Content starts

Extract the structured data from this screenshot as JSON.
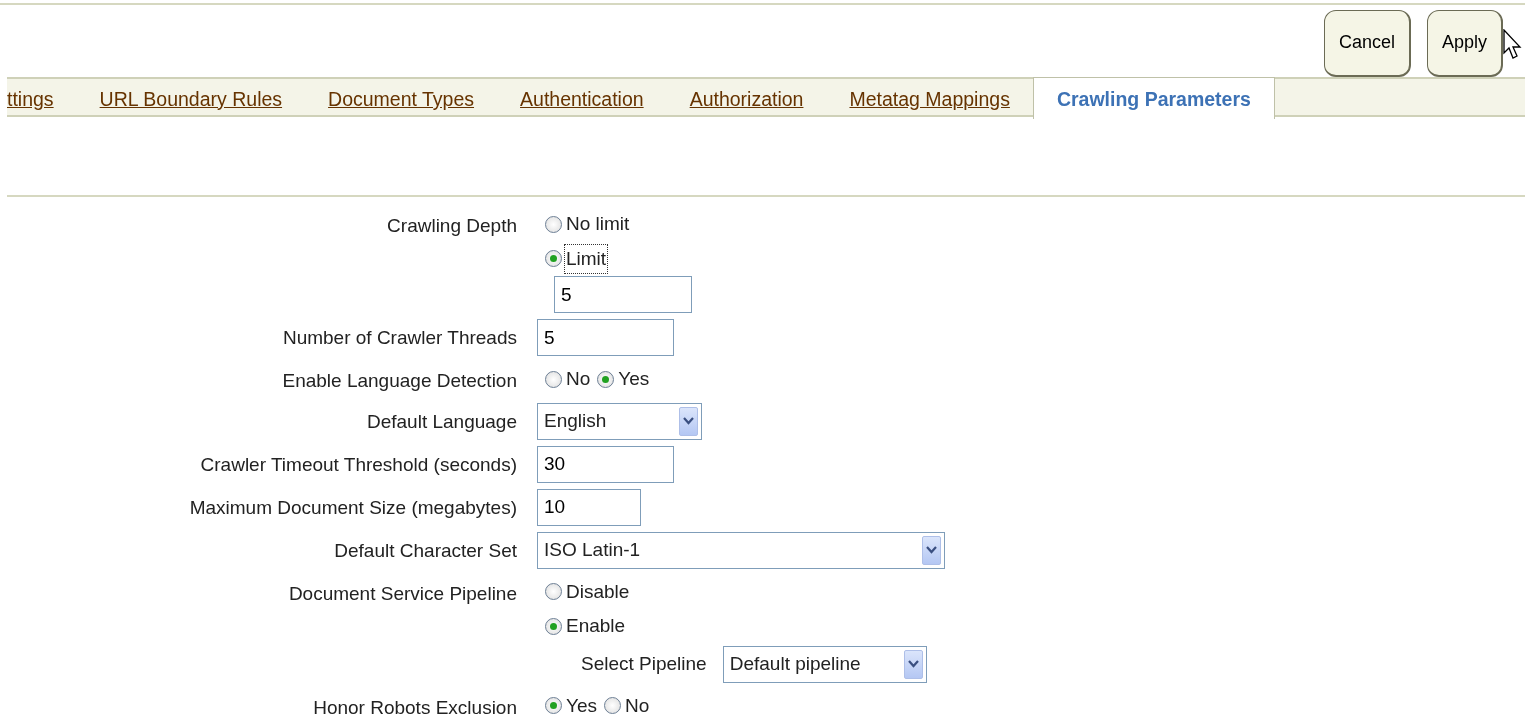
{
  "buttons": [
    {
      "label": "Cancel"
    },
    {
      "label": "Apply"
    }
  ],
  "tabs": [
    {
      "label": "ttings",
      "selected": false
    },
    {
      "label": "URL Boundary Rules",
      "selected": false
    },
    {
      "label": "Document Types",
      "selected": false
    },
    {
      "label": "Authentication",
      "selected": false
    },
    {
      "label": "Authorization",
      "selected": false
    },
    {
      "label": "Metatag Mappings",
      "selected": false
    },
    {
      "label": "Crawling Parameters",
      "selected": true
    }
  ],
  "fields": [
    {
      "kind": "radio-stack",
      "label": "Crawling Depth",
      "options": [
        {
          "label": "No limit",
          "selected": false,
          "focused": false
        },
        {
          "label": "Limit",
          "selected": true,
          "focused": true
        }
      ],
      "value": "5"
    },
    {
      "kind": "text",
      "label": "Number of Crawler Threads",
      "value": "5"
    },
    {
      "kind": "radio-inline",
      "label": "Enable Language Detection",
      "options": [
        {
          "label": "No",
          "selected": false
        },
        {
          "label": "Yes",
          "selected": true
        }
      ]
    },
    {
      "kind": "select",
      "label": "Default Language",
      "value": "English"
    },
    {
      "kind": "text",
      "label": "Crawler Timeout Threshold (seconds)",
      "value": "30"
    },
    {
      "kind": "text",
      "label": "Maximum Document Size (megabytes)",
      "value": "10"
    },
    {
      "kind": "select",
      "label": "Default Character Set",
      "value": "ISO Latin-1"
    },
    {
      "kind": "radio-stack",
      "label": "Document Service Pipeline",
      "options": [
        {
          "label": "Disable",
          "selected": false,
          "focused": false
        },
        {
          "label": "Enable",
          "selected": true,
          "focused": false
        }
      ],
      "sub": {
        "label": "Select Pipeline",
        "value": "Default pipeline"
      }
    },
    {
      "kind": "radio-inline",
      "label": "Honor Robots Exclusion",
      "options": [
        {
          "label": "Yes",
          "selected": true
        },
        {
          "label": "No",
          "selected": false
        }
      ]
    }
  ]
}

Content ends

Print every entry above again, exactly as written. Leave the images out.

§ EXPECTED ANSWER:
Extract the structured data from this screenshot as JSON.
{
  "buttons": [
    {
      "label": "Cancel"
    },
    {
      "label": "Apply"
    }
  ],
  "tabs": [
    {
      "label": "ttings",
      "selected": false
    },
    {
      "label": "URL Boundary Rules",
      "selected": false
    },
    {
      "label": "Document Types",
      "selected": false
    },
    {
      "label": "Authentication",
      "selected": false
    },
    {
      "label": "Authorization",
      "selected": false
    },
    {
      "label": "Metatag Mappings",
      "selected": false
    },
    {
      "label": "Crawling Parameters",
      "selected": true
    }
  ],
  "fields": [
    {
      "kind": "radio-stack",
      "label": "Crawling Depth",
      "options": [
        {
          "label": "No limit",
          "selected": false,
          "focused": false
        },
        {
          "label": "Limit",
          "selected": true,
          "focused": true
        }
      ],
      "value": "5"
    },
    {
      "kind": "text",
      "label": "Number of Crawler Threads",
      "value": "5"
    },
    {
      "kind": "radio-inline",
      "label": "Enable Language Detection",
      "options": [
        {
          "label": "No",
          "selected": false
        },
        {
          "label": "Yes",
          "selected": true
        }
      ]
    },
    {
      "kind": "select",
      "label": "Default Language",
      "value": "English"
    },
    {
      "kind": "text",
      "label": "Crawler Timeout Threshold (seconds)",
      "value": "30"
    },
    {
      "kind": "text",
      "label": "Maximum Document Size (megabytes)",
      "value": "10"
    },
    {
      "kind": "select",
      "label": "Default Character Set",
      "value": "ISO Latin-1"
    },
    {
      "kind": "radio-stack",
      "label": "Document Service Pipeline",
      "options": [
        {
          "label": "Disable",
          "selected": false,
          "focused": false
        },
        {
          "label": "Enable",
          "selected": true,
          "focused": false
        }
      ],
      "sub": {
        "label": "Select Pipeline",
        "value": "Default pipeline"
      }
    },
    {
      "kind": "radio-inline",
      "label": "Honor Robots Exclusion",
      "options": [
        {
          "label": "Yes",
          "selected": true
        },
        {
          "label": "No",
          "selected": false
        }
      ]
    }
  ]
}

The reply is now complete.